    Energy for life starts out with producers, those organisms that can make their own food. From there, energy is lost to the environment as each different living thing is consumed by another. We can use a pyramid to envision the spread of life at each level and how energy is passed up to higher level organisms.

  • The Sun Powers It All

    Introducing the unit, this article builds up that in order for everything to have the energy it needs to live, we need the sun and the organisms that make food from its energy. These organisms store the energy they make and are used by other living things to get the energy they need.

  • Can't We All Just Get Along?

    In cartoons, we might see different organisms being either friends or enemies, but in nature it's much more complicated. Symbiotic relationships change the way both organisms live, and some can be mutualistic (good for both). Some relationships are parasitic (take, hurt, take) and others are more commensal which help one organism involved and don't hurt the other.

  • What's Your Job?

    Different organisms have different jobs in an ecosystem, but sometimes they step on each other's toes. This article explains how organisms compete with each other for living space, the roles that they have and the niches that they fit into within their environment.

  • Nitrogen Cycle

    In this article, students read about the different parts of the nitrogen cycle. We breathe in nitrogen with every breath, but we can't use any of it. Without bacteria and plants making nitrogen available, living things wouldn't even have the things they need to build DNA!

  • What's For Dinner?

    In the energy pyramid and food web, there are specific roles that different organisms play. Some put energy into the system, others eat each other for energy, and some breakdown dead things to recycle them back into the environment.

  • Webs Are Not Only For Spiders

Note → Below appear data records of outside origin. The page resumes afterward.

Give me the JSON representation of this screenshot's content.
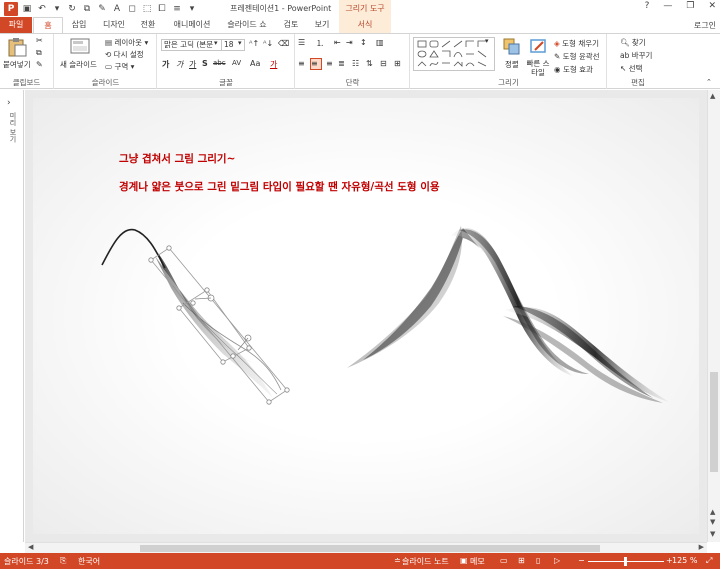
{
  "title_bar": {
    "doc_title": "프레젠테이션1 - PowerPoint",
    "context_tab_header": "그리기 도구",
    "controls": [
      "?",
      "—",
      "❐",
      "✕"
    ]
  },
  "tabs": {
    "file": "파일",
    "items": [
      "홈",
      "삽입",
      "디자인",
      "전환",
      "애니메이션",
      "슬라이드 쇼",
      "검토",
      "보기"
    ],
    "format": "서식",
    "active": "홈",
    "login": "로그인"
  },
  "ribbon": {
    "clipboard": {
      "label": "클립보드",
      "paste": "붙여넣기"
    },
    "slides": {
      "label": "슬라이드",
      "new_slide": "새 슬라이드",
      "layout": "레이아웃",
      "reset": "다시 설정",
      "section": "구역"
    },
    "font": {
      "label": "글꼴",
      "font_name": "맑은 고딕 (본문",
      "font_size": "18",
      "bold": "가",
      "italic": "가",
      "underline": "가",
      "shadow": "S",
      "strike": "abc",
      "spacing": "AV",
      "case": "Aa",
      "color": "가"
    },
    "paragraph": {
      "label": "단락"
    },
    "drawing": {
      "label": "그리기",
      "arrange": "정렬",
      "quick_styles": "빠른 스타일",
      "fill": "도형 채우기",
      "outline": "도형 윤곽선",
      "effects": "도형 효과"
    },
    "editing": {
      "label": "편집",
      "find": "찾기",
      "replace": "바꾸기",
      "select": "선택"
    }
  },
  "left_pane": {
    "label": "미리 보기"
  },
  "slide": {
    "text1": "그냥 겹쳐서 그림 그리기~",
    "text2": "경계나 얇은 붓으로 그린 밑그림 타입이 필요할 땐 자유형/곡선 도형 이용"
  },
  "status_bar": {
    "slide_info": "슬라이드 3/3",
    "language": "한국어",
    "notes": "슬라이드 노트",
    "comments": "메모",
    "zoom": "125 %"
  },
  "colors": {
    "accent": "#d24726",
    "slide_text": "#c00000"
  }
}
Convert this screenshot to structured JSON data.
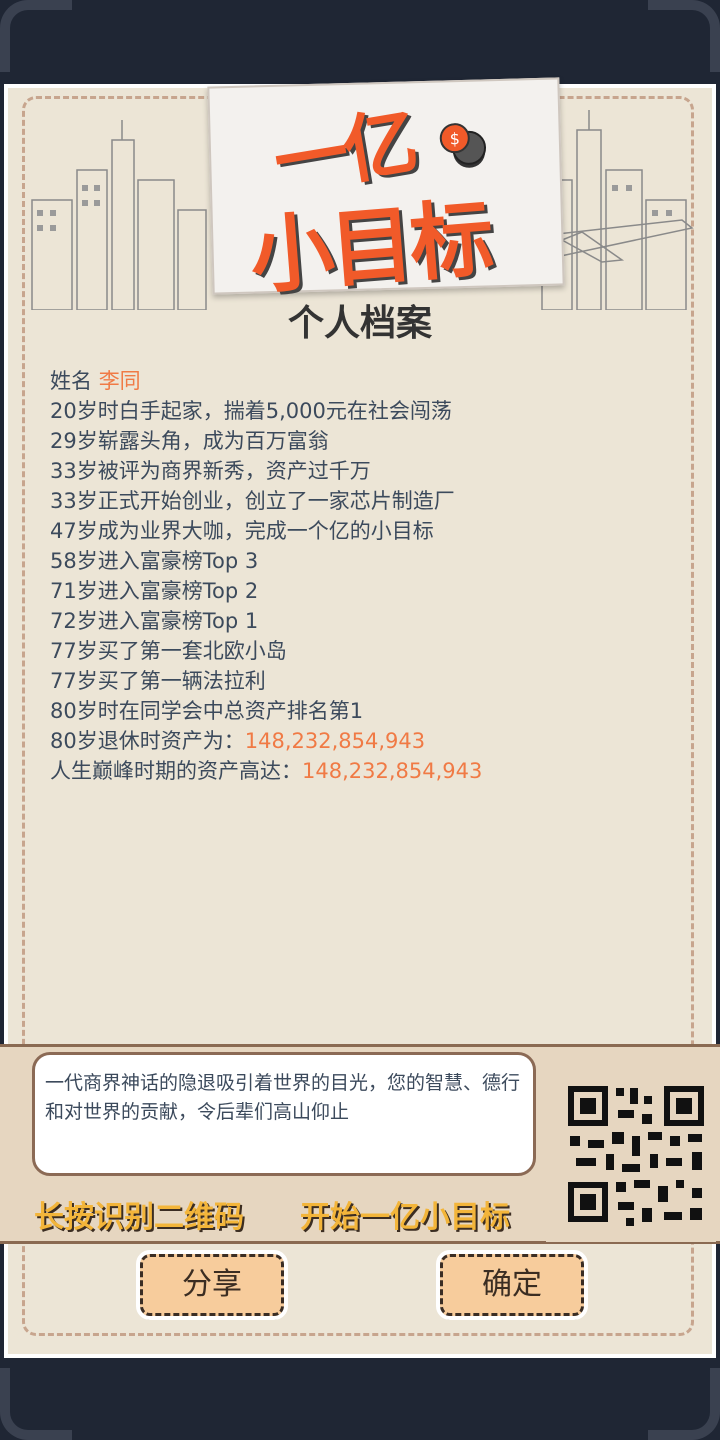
{
  "logo": {
    "line1": "一亿",
    "line2": "小目标"
  },
  "page_title": "个人档案",
  "profile": {
    "name_label": "姓名",
    "name_value": "李同",
    "events": [
      "20岁时白手起家，揣着5,000元在社会闯荡",
      "29岁崭露头角，成为百万富翁",
      "33岁被评为商界新秀，资产过千万",
      "33岁正式开始创业，创立了一家芯片制造厂",
      "47岁成为业界大咖，完成一个亿的小目标",
      "58岁进入富豪榜Top 3",
      "71岁进入富豪榜Top 2",
      "72岁进入富豪榜Top 1",
      "77岁买了第一套北欧小岛",
      "77岁买了第一辆法拉利",
      "80岁时在同学会中总资产排名第1"
    ],
    "retire_label": "80岁退休时资产为：",
    "retire_value": "148,232,854,943",
    "peak_label": "人生巅峰时期的资产高达：",
    "peak_value": "148,232,854,943"
  },
  "quote": "一代商界神话的隐退吸引着世界的目光，您的智慧、德行和对世界的贡献，令后辈们高山仰止",
  "qr": {
    "hint_left": "长按识别二维码",
    "hint_right": "开始一亿小目标"
  },
  "buttons": {
    "share": "分享",
    "confirm": "确定"
  },
  "colors": {
    "accent": "#f15a29",
    "highlight": "#f07a45",
    "hint_text": "#f3b53a",
    "button_bg": "#f7cc9c"
  }
}
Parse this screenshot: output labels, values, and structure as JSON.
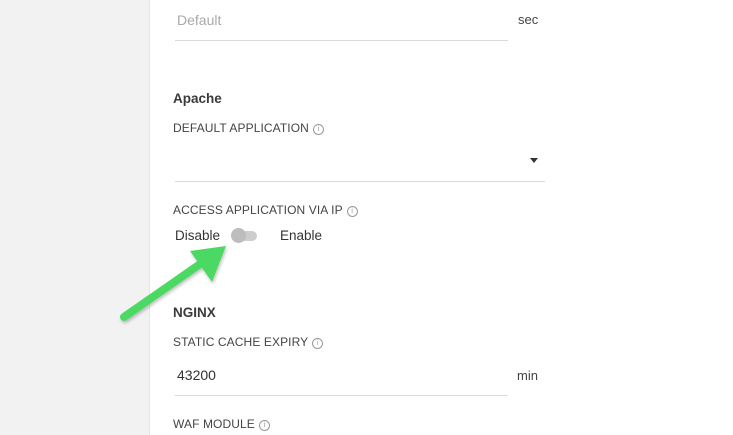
{
  "timeout_field": {
    "placeholder": "Default",
    "unit": "sec"
  },
  "apache": {
    "title": "Apache",
    "default_application": {
      "label": "DEFAULT APPLICATION",
      "value": ""
    },
    "access_via_ip": {
      "label": "ACCESS APPLICATION VIA IP",
      "off_label": "Disable",
      "on_label": "Enable",
      "state": "off"
    }
  },
  "nginx": {
    "title": "NGINX",
    "static_cache_expiry": {
      "label": "STATIC CACHE EXPIRY",
      "value": "43200",
      "unit": "min"
    },
    "waf_module": {
      "label": "WAF MODULE"
    }
  },
  "colors": {
    "annotation_arrow": "#4cd964",
    "panel_bg": "#ffffff",
    "page_bg": "#f2f2f2"
  }
}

    Food webs are much more complicated than a simple food chain, and they show the way that energy is exchanged by organisms. Since there are so many different thing connected in ecosystems, balance of each resource is very important and difficult to maintain.